The revered Dzogchen teacher Khenchen Pema Tsewang Rinpoche here offers a practical, step-by-step instruction on contemplating individual selfessness and phenomenal identitylessness as a means to to arrive at non-dual wisdom beyond the conceptual mind—the nature of the Great Middle Way.
In this short text, Mipham Rinpoche succinctly explains what is meant by the self of the individual (pudgalātman; gang zag gi bdag) and the 'self' (or identity) of phenomena (dharmātman; chos kyi bdag), and he describes how to become certain as to the non-existence of them both. The author also highlights the importance of distinguishing between a more superficial, conceptual understanding and a genuine, non-conceptual realization of ultimate reality.
Extracted from Gateway to Learning (mKhas 'jug), this section on the selflessness of the individual (gang zag gi bdag med) explains the absence of any permanent, unitary, independent and all-pervading self, either identical to or distinct from the five aggregates (pañcaskandhā; phung po lnga).
Mipham Rinpoche elaborates on the practice that he introduced in The Wheel of Analytical Meditation (dpyad sgom 'khor lo ma) by offering further instruction on contemplating how the five aggregates are multiple, impermanent, painful and devoid of self.

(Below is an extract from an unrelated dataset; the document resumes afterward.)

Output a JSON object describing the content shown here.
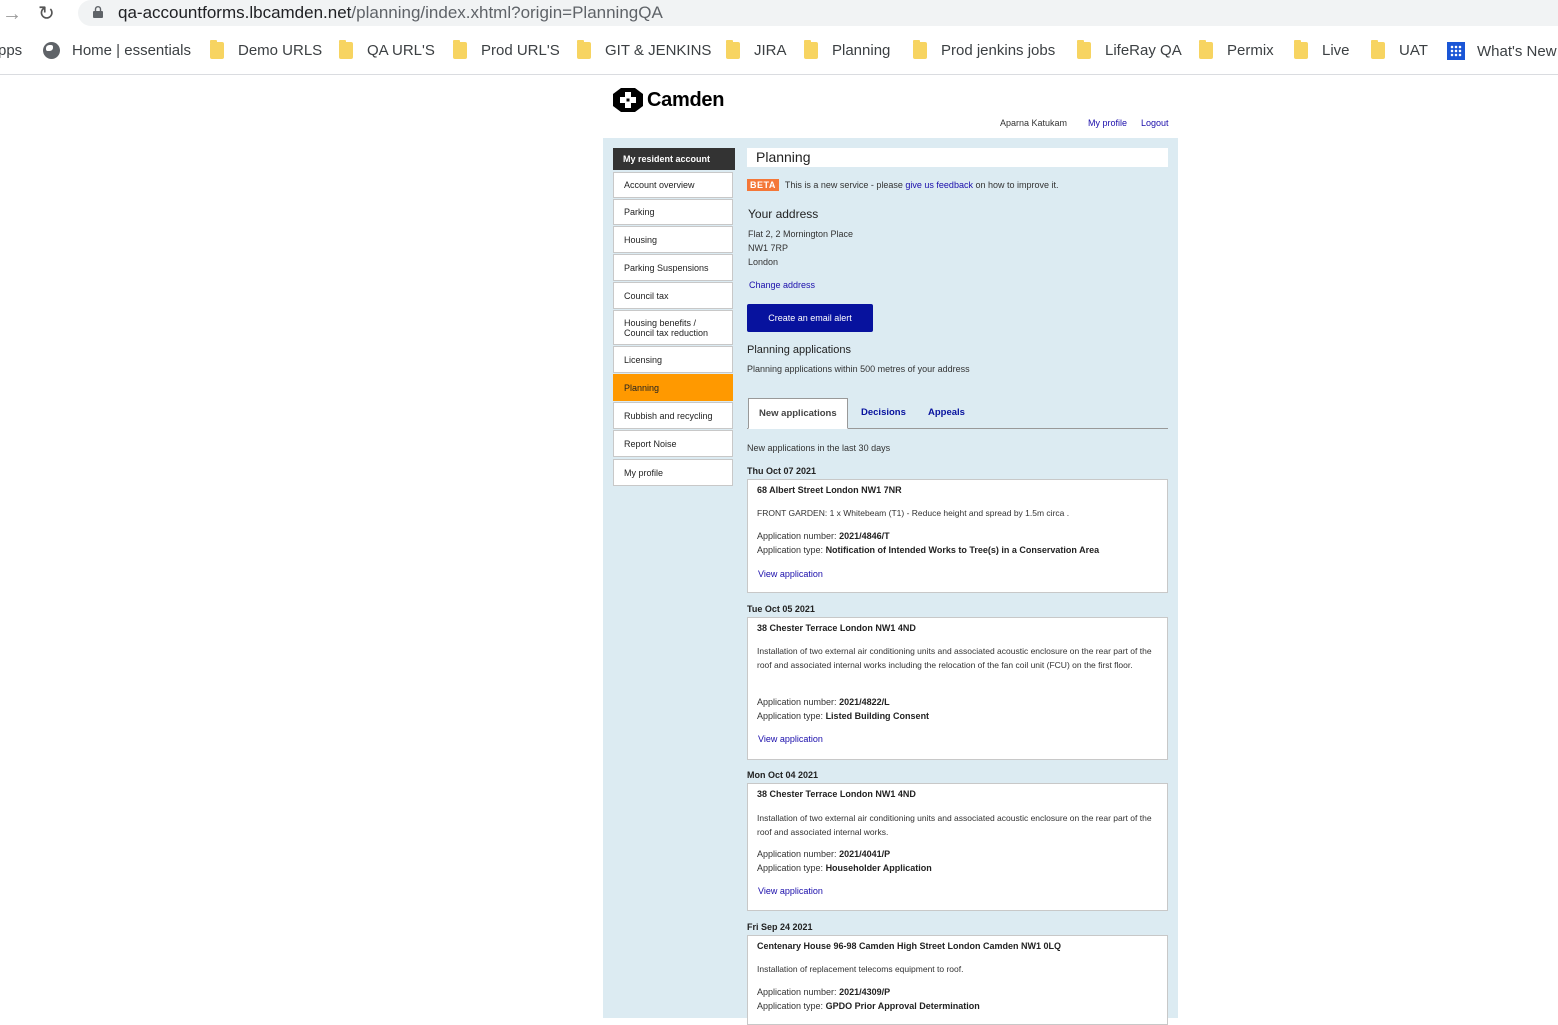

Composed in a single day in 1891, this celebrated verse text offers a practical guide to meditating analytically on the multiplicity, impermanence, suffering nature and selflessness of the aggregates, as an antidote to the mental afflictions (kleśa; nyon mongs).